Exercise description: Write every record out again exactly as shown below.
--*--
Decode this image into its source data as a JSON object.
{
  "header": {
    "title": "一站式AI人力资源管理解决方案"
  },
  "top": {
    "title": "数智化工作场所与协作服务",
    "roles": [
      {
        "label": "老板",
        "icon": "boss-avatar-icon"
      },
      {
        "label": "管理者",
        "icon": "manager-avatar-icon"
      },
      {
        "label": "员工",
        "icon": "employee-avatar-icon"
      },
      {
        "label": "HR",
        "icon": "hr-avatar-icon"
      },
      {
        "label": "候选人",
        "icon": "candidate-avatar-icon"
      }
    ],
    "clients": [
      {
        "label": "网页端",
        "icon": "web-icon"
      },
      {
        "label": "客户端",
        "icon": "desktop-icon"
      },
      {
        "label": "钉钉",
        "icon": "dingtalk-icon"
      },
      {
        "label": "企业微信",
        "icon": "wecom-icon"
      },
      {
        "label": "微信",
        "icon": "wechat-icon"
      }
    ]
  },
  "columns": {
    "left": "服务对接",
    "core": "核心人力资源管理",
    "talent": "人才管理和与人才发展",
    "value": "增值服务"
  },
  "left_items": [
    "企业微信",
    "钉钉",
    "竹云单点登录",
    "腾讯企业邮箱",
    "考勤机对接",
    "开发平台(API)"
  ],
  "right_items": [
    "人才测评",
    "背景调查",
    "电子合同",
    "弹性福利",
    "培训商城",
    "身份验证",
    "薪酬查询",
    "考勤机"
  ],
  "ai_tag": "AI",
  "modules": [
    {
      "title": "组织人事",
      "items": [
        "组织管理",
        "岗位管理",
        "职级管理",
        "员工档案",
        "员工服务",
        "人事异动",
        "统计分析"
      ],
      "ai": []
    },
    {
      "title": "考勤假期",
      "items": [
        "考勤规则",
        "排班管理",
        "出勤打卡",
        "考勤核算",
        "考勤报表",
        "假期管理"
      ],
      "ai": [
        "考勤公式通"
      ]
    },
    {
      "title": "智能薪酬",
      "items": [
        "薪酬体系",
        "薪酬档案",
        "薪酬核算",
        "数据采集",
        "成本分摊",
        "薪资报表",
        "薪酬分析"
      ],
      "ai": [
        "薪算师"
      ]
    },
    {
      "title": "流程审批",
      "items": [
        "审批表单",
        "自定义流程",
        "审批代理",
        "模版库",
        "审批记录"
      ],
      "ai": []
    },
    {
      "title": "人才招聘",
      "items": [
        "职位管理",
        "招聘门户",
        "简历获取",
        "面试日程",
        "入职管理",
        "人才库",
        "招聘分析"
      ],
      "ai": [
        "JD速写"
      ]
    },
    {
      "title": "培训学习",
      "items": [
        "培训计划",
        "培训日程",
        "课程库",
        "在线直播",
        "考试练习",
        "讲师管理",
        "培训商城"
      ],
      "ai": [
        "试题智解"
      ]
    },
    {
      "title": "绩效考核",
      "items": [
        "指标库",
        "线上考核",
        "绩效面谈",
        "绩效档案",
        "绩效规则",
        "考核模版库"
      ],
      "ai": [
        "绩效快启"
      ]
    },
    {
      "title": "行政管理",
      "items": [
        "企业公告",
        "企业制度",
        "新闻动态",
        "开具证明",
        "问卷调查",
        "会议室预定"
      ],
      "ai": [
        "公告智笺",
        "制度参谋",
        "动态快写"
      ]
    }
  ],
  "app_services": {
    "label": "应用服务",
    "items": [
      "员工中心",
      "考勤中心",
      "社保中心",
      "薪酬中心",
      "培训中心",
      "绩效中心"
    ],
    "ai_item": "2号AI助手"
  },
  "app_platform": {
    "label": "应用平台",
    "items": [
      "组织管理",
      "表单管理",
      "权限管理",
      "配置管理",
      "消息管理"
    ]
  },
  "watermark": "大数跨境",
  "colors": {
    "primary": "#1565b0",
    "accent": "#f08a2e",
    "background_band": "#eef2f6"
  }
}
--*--
Response box:
Decode this image into its source data as a JSON object.
{
  "header": {
    "title": "一站式AI人力资源管理解决方案"
  },
  "top": {
    "title": "数智化工作场所与协作服务",
    "roles": [
      {
        "label": "老板",
        "icon": "boss-avatar-icon"
      },
      {
        "label": "管理者",
        "icon": "manager-avatar-icon"
      },
      {
        "label": "员工",
        "icon": "employee-avatar-icon"
      },
      {
        "label": "HR",
        "icon": "hr-avatar-icon"
      },
      {
        "label": "候选人",
        "icon": "candidate-avatar-icon"
      }
    ],
    "clients": [
      {
        "label": "网页端",
        "icon": "web-icon"
      },
      {
        "label": "客户端",
        "icon": "desktop-icon"
      },
      {
        "label": "钉钉",
        "icon": "dingtalk-icon"
      },
      {
        "label": "企业微信",
        "icon": "wecom-icon"
      },
      {
        "label": "微信",
        "icon": "wechat-icon"
      }
    ]
  },
  "columns": {
    "left": "服务对接",
    "core": "核心人力资源管理",
    "talent": "人才管理和与人才发展",
    "value": "增值服务"
  },
  "left_items": [
    "企业微信",
    "钉钉",
    "竹云单点登录",
    "腾讯企业邮箱",
    "考勤机对接",
    "开发平台(API)"
  ],
  "right_items": [
    "人才测评",
    "背景调查",
    "电子合同",
    "弹性福利",
    "培训商城",
    "身份验证",
    "薪酬查询",
    "考勤机"
  ],
  "ai_tag": "AI",
  "modules": [
    {
      "title": "组织人事",
      "items": [
        "组织管理",
        "岗位管理",
        "职级管理",
        "员工档案",
        "员工服务",
        "人事异动",
        "统计分析"
      ],
      "ai": []
    },
    {
      "title": "考勤假期",
      "items": [
        "考勤规则",
        "排班管理",
        "出勤打卡",
        "考勤核算",
        "考勤报表",
        "假期管理"
      ],
      "ai": [
        "考勤公式通"
      ]
    },
    {
      "title": "智能薪酬",
      "items": [
        "薪酬体系",
        "薪酬档案",
        "薪酬核算",
        "数据采集",
        "成本分摊",
        "薪资报表",
        "薪酬分析"
      ],
      "ai": [
        "薪算师"
      ]
    },
    {
      "title": "流程审批",
      "items": [
        "审批表单",
        "自定义流程",
        "审批代理",
        "模版库",
        "审批记录"
      ],
      "ai": []
    },
    {
      "title": "人才招聘",
      "items": [
        "职位管理",
        "招聘门户",
        "简历获取",
        "面试日程",
        "入职管理",
        "人才库",
        "招聘分析"
      ],
      "ai": [
        "JD速写"
      ]
    },
    {
      "title": "培训学习",
      "items": [
        "培训计划",
        "培训日程",
        "课程库",
        "在线直播",
        "考试练习",
        "讲师管理",
        "培训商城"
      ],
      "ai": [
        "试题智解"
      ]
    },
    {
      "title": "绩效考核",
      "items": [
        "指标库",
        "线上考核",
        "绩效面谈",
        "绩效档案",
        "绩效规则",
        "考核模版库"
      ],
      "ai": [
        "绩效快启"
      ]
    },
    {
      "title": "行政管理",
      "items": [
        "企业公告",
        "企业制度",
        "新闻动态",
        "开具证明",
        "问卷调查",
        "会议室预定"
      ],
      "ai": [
        "公告智笺",
        "制度参谋",
        "动态快写"
      ]
    }
  ],
  "app_services": {
    "label": "应用服务",
    "items": [
      "员工中心",
      "考勤中心",
      "社保中心",
      "薪酬中心",
      "培训中心",
      "绩效中心"
    ],
    "ai_item": "2号AI助手"
  },
  "app_platform": {
    "label": "应用平台",
    "items": [
      "组织管理",
      "表单管理",
      "权限管理",
      "配置管理",
      "消息管理"
    ]
  },
  "watermark": "大数跨境",
  "colors": {
    "primary": "#1565b0",
    "accent": "#f08a2e",
    "background_band": "#eef2f6"
  }
}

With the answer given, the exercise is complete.